What needs to be done: Find how many lines of the records below contain the word "false" and write that number by itself.

Material for this exercise:
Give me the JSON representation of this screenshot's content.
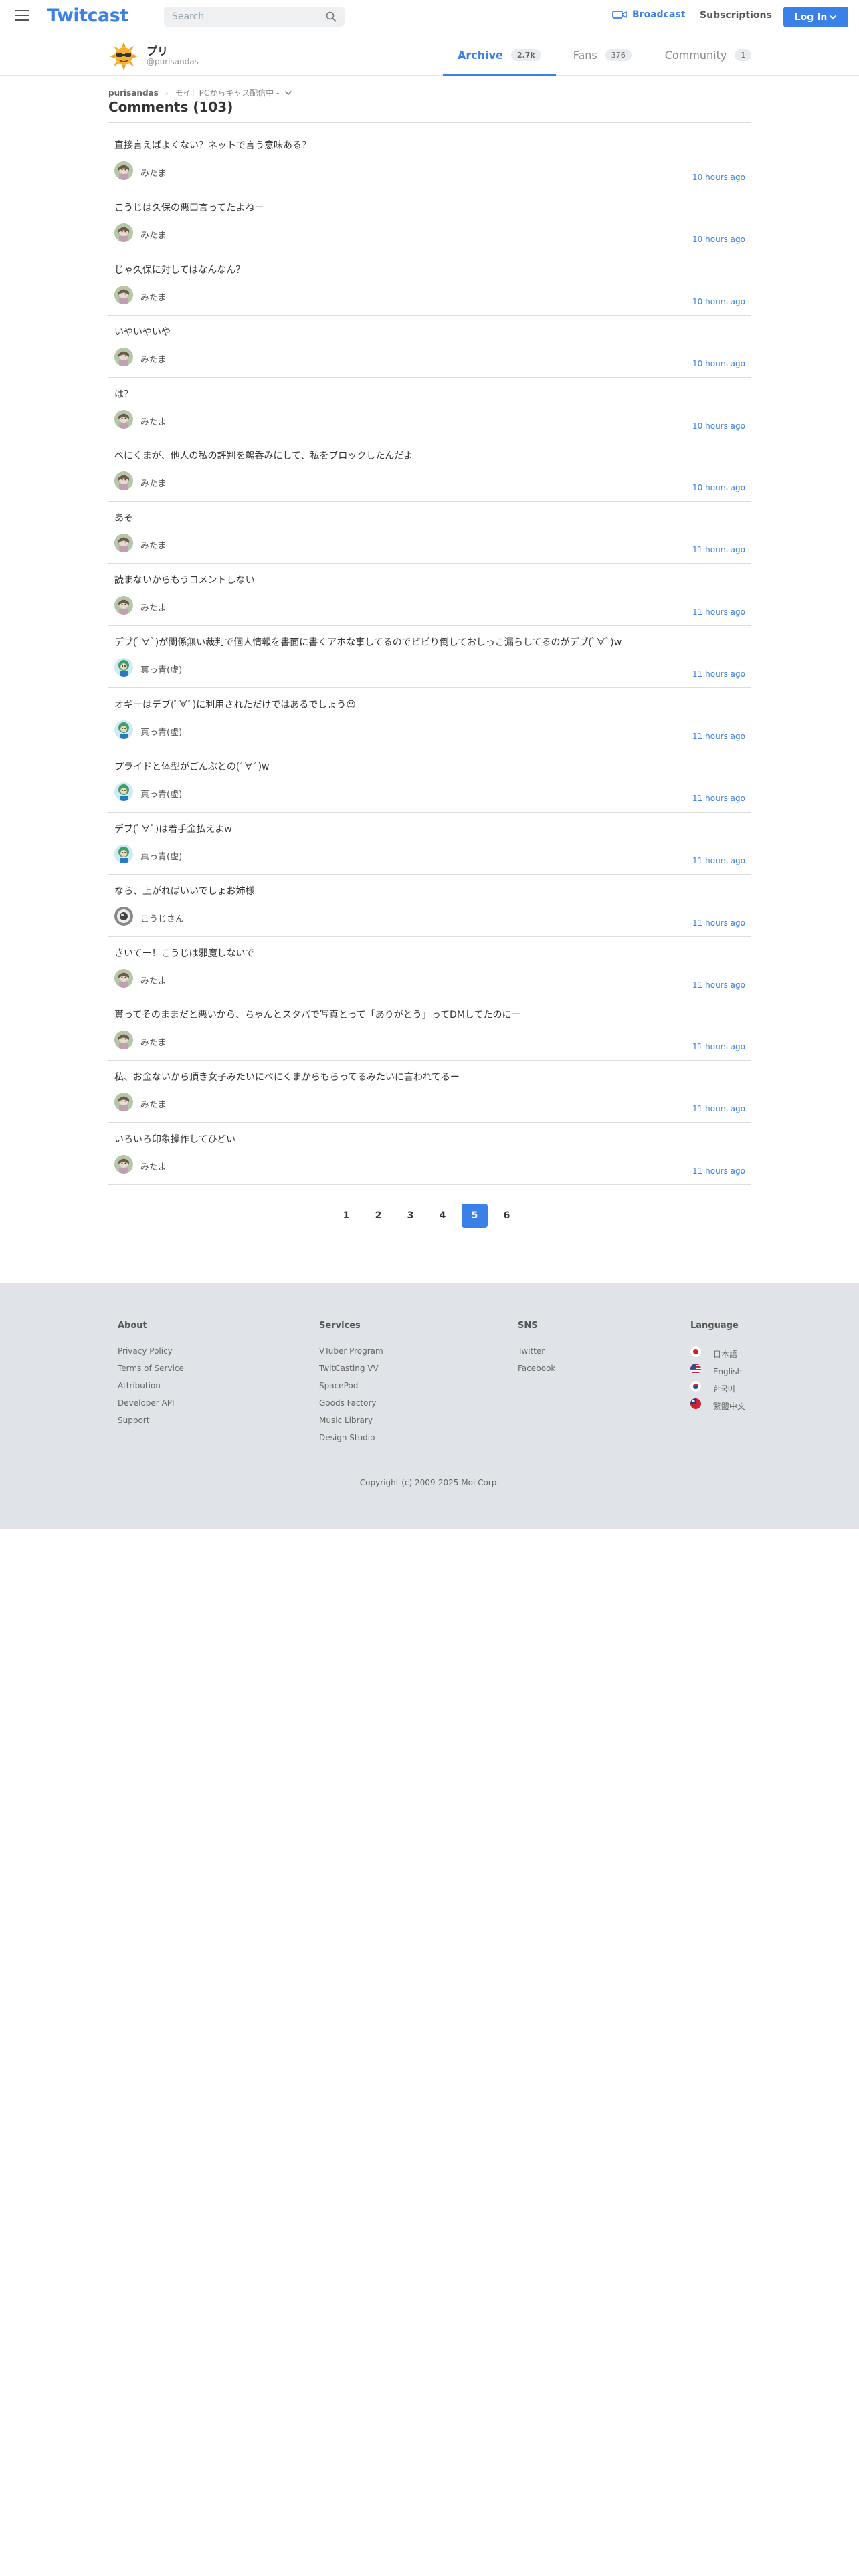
{
  "header": {
    "logo": "Twitcast",
    "search_placeholder": "Search",
    "broadcast_label": "Broadcast",
    "subscriptions_label": "Subscriptions",
    "login_label": "Log In"
  },
  "profile": {
    "name": "プリ",
    "handle": "@purisandas",
    "tabs": [
      {
        "label": "Archive",
        "count": "2.7k",
        "active": true
      },
      {
        "label": "Fans",
        "count": "376",
        "active": false
      },
      {
        "label": "Community",
        "count": "1",
        "active": false
      }
    ]
  },
  "breadcrumb": {
    "user": "purisandas",
    "movie": "モイ！PCからキャス配信中 -"
  },
  "title": "Comments (103)",
  "comments": [
    {
      "text": "直接言えばよくない？ネットで言う意味ある？",
      "user": "みたま",
      "time": "10 hours ago",
      "avatar": "mitama"
    },
    {
      "text": "こうじは久保の悪口言ってたよねー",
      "user": "みたま",
      "time": "10 hours ago",
      "avatar": "mitama"
    },
    {
      "text": "じゃ久保に対してはなんなん？",
      "user": "みたま",
      "time": "10 hours ago",
      "avatar": "mitama"
    },
    {
      "text": "いやいやいや",
      "user": "みたま",
      "time": "10 hours ago",
      "avatar": "mitama"
    },
    {
      "text": "は？",
      "user": "みたま",
      "time": "10 hours ago",
      "avatar": "mitama"
    },
    {
      "text": "べにくまが、他人の私の評判を鵜呑みにして、私をブロックしたんだよ",
      "user": "みたま",
      "time": "10 hours ago",
      "avatar": "mitama"
    },
    {
      "text": "あそ",
      "user": "みたま",
      "time": "11 hours ago",
      "avatar": "mitama"
    },
    {
      "text": "読まないからもうコメントしない",
      "user": "みたま",
      "time": "11 hours ago",
      "avatar": "mitama"
    },
    {
      "text": "デブ(ﾟ∀ﾟ)が関係無い裁判で個人情報を書面に書くアホな事してるのでビビり倒しておしっこ漏らしてるのがデブ(ﾟ∀ﾟ)w",
      "user": "真っ青(虚)",
      "time": "11 hours ago",
      "avatar": "massao"
    },
    {
      "text": "オギーはデブ(ﾟ∀ﾟ)に利用されただけではあるでしょう☺",
      "user": "真っ青(虚)",
      "time": "11 hours ago",
      "avatar": "massao"
    },
    {
      "text": "プライドと体型がごんぶとの(ﾟ∀ﾟ)w",
      "user": "真っ青(虚)",
      "time": "11 hours ago",
      "avatar": "massao"
    },
    {
      "text": "デブ(ﾟ∀ﾟ)は着手金払えよw",
      "user": "真っ青(虚)",
      "time": "11 hours ago",
      "avatar": "massao"
    },
    {
      "text": "なら、上がればいいでしょお姉様",
      "user": "こうじさん",
      "time": "11 hours ago",
      "avatar": "kouji"
    },
    {
      "text": "きいてー！こうじは邪魔しないで",
      "user": "みたま",
      "time": "11 hours ago",
      "avatar": "mitama"
    },
    {
      "text": "貰ってそのままだと悪いから、ちゃんとスタバで写真とって「ありがとう」ってDMしてたのにー",
      "user": "みたま",
      "time": "11 hours ago",
      "avatar": "mitama"
    },
    {
      "text": "私、お金ないから頂き女子みたいにべにくまからもらってるみたいに言われてるー",
      "user": "みたま",
      "time": "11 hours ago",
      "avatar": "mitama"
    },
    {
      "text": "いろいろ印象操作してひどい",
      "user": "みたま",
      "time": "11 hours ago",
      "avatar": "mitama"
    }
  ],
  "pagination": {
    "pages": [
      "1",
      "2",
      "3",
      "4",
      "5",
      "6"
    ],
    "current": "5"
  },
  "footer": {
    "columns": [
      {
        "heading": "About",
        "links": [
          "Privacy Policy",
          "Terms of Service",
          "Attribution",
          "Developer API",
          "Support"
        ]
      },
      {
        "heading": "Services",
        "links": [
          "VTuber Program",
          "TwitCasting VV",
          "SpacePod",
          "Goods Factory",
          "Music Library",
          "Design Studio"
        ]
      },
      {
        "heading": "SNS",
        "links": [
          "Twitter",
          "Facebook"
        ]
      },
      {
        "heading": "Language",
        "links": [
          "日本語",
          "English",
          "한국어",
          "繁體中文"
        ]
      }
    ],
    "copyright": "Copyright (c) 2009-2025 Moi Corp."
  },
  "colors": {
    "accent": "#3b80e8",
    "footer_bg": "#e0e4e8"
  }
}
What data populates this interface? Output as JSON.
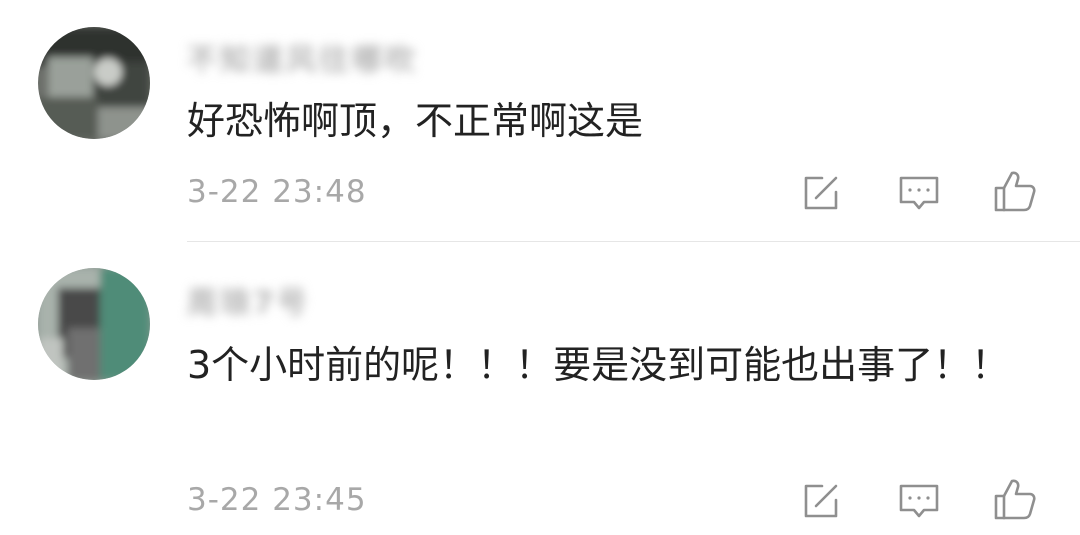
{
  "comments": [
    {
      "username": "不知道风往哪吹",
      "text": "好恐怖啊顶，不正常啊这是",
      "time": "3-22 23:48",
      "actions": [
        "edit-icon",
        "comment-icon",
        "thumbs-up-icon"
      ]
    },
    {
      "username": "周琅7号",
      "text": "3个小时前的呢！！！要是没到可能也出事了！！",
      "time": "3-22 23:45",
      "actions": [
        "edit-icon",
        "comment-icon",
        "thumbs-up-icon"
      ]
    }
  ],
  "colors": {
    "text": "#222222",
    "timestamp": "#a8a8a8",
    "icon": "#8f8f8f",
    "divider": "#e6e6e6"
  }
}
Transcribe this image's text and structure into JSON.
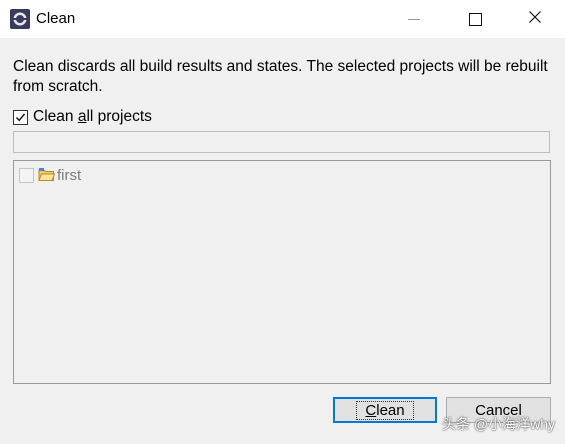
{
  "window": {
    "title": "Clean",
    "controls": [
      "minimize-icon",
      "maximize-icon",
      "close-icon"
    ]
  },
  "dialog": {
    "description": "Clean discards all build results and states. The selected projects will be rebuilt from scratch.",
    "clean_all": {
      "label_prefix": "Clean ",
      "label_mnemonic": "a",
      "label_suffix": "ll projects",
      "checked": true
    },
    "filter": {
      "value": ""
    },
    "projects": [
      {
        "name": "first",
        "checked": false,
        "enabled": false,
        "icon": "project-folder-icon"
      }
    ]
  },
  "buttons": {
    "clean_mnemonic": "C",
    "clean_rest": "lean",
    "cancel": "Cancel"
  },
  "watermark": "头条 @小海洋why",
  "colors": {
    "dialog_bg": "#f0f0f0",
    "titlebar_bg": "#ffffff",
    "default_button_border": "#0078d7",
    "disabled_text": "#7a7a7a"
  }
}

Completed exercise: 4